Once upon a time, Hazel and Jack were best friends. But that was before he stopped talking to her and disappeared into a forest with a mysterious woman made of ice. Now it's up to Hazel to go in after him. Inspired by Hans Christian Andersen's "The Snow Queen," Breadcrumbs is a stunningly original fairy tale of modern-day America, a dazzling ode to the power of fantasy, and a heartbreaking meditation on how growing up is as much a choice as it is something that happens to us.
In Breadcrumbs, Anne Ursu tells, in her one-of-a-kind voice, a story that brings together fifty years of children's literature in a tale as modern as it is timeless. Hazel's journey to come to terms with her evolving friendship with Jack will deeply resonate with young readers.
‘There are things you do not notice until they are gone. Like the certainty that your body is a single whole, that there’s something keeping you from breaking into pieces and scattering with the winds.’
In this modern-day version of The Snow Queen, Hazel undergoes a journey in hopes of finding her best friend Jack after he disappeared when a mysterious piece of glass falls into his eye. Hazel has always felt like an outcast because she’s adopted and her parents recent split up causes her to have to attend a new school. The only upside of this new school is Jack, the only one that ever seems to truly understand Hazel and when he’s last seen walking into the woods with a woman dressed in white, his absence is palpable.
In The Snow Queen, there is a woman dressed in white that rides a sled which is clearly the inspiration behind Jadis, the White Witch from The Lion, the Witch and the Wardrobe. The cultural references don’t stop there though seeing as Hazel is such an avid reader and their stories have become etched into her mind. Hogwarts is referenced as well as The Wizard of Oz, The Golden Compass, A Wrinkle in Time, Coraline, Alice in Wonderland, The Phantom Tollbooth and more than likely a few others I didn’t catch. The first few were fun little additions but as they continued they really managed to divert my attention away from the magic of the actual story.

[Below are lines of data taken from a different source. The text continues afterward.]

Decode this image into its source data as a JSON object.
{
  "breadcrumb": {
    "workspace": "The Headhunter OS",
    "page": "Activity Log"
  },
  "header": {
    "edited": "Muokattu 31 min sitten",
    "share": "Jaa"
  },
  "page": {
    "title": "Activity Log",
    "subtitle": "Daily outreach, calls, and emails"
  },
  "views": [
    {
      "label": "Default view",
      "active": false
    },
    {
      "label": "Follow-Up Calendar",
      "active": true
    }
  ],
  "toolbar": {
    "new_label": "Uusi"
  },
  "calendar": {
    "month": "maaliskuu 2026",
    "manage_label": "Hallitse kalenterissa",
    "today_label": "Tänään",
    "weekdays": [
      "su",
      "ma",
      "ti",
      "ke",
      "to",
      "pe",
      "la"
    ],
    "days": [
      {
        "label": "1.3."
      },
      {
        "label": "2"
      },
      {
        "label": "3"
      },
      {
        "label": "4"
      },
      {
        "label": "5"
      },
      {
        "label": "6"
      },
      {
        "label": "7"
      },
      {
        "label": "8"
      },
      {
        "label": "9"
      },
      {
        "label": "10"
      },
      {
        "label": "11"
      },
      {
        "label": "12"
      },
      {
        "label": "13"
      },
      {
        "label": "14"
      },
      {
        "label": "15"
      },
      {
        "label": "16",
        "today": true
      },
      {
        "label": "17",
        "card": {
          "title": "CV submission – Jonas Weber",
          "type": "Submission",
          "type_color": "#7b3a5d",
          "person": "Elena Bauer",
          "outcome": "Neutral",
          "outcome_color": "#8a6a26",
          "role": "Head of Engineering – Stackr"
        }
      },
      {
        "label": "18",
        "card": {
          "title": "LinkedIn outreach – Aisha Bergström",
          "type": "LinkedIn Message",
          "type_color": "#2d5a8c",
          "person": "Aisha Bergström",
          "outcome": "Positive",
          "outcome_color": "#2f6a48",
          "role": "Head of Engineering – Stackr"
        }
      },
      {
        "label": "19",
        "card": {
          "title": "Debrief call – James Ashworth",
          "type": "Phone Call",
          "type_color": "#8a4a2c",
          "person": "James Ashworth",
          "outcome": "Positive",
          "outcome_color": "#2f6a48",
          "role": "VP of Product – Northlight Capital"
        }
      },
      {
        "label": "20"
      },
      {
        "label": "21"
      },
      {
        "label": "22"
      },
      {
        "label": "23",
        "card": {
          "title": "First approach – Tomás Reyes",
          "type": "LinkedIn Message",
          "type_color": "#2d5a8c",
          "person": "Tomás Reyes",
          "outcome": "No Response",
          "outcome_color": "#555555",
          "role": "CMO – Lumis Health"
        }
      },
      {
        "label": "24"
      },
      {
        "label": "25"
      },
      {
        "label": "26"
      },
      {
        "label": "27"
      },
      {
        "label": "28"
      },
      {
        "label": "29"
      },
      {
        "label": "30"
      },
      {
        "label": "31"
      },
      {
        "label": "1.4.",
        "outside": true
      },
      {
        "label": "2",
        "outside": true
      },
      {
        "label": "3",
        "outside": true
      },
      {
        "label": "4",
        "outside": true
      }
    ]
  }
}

Illustrations by Erin McGuire
Hazel is still at the age where she views the world through the lens of her imagination, a time when life was much simpler. Narnia and Hogwarts are as real to her as anything else, unfortunately, everyone around her seems to be growing up and leaving her alone within her imagination. Hazel was such a kind-hearted soul that had difficulty understanding how she could be so different and why that was necessarily such a bad thing. It’s impossible not to have the utmost sympathy for this poor girl. This self-exploratory adventure, that muddies the difference between fantasy and reality, in finding her inner strength to be happy and content with who she is was an adventure you felt you were personally undertaking right along with her.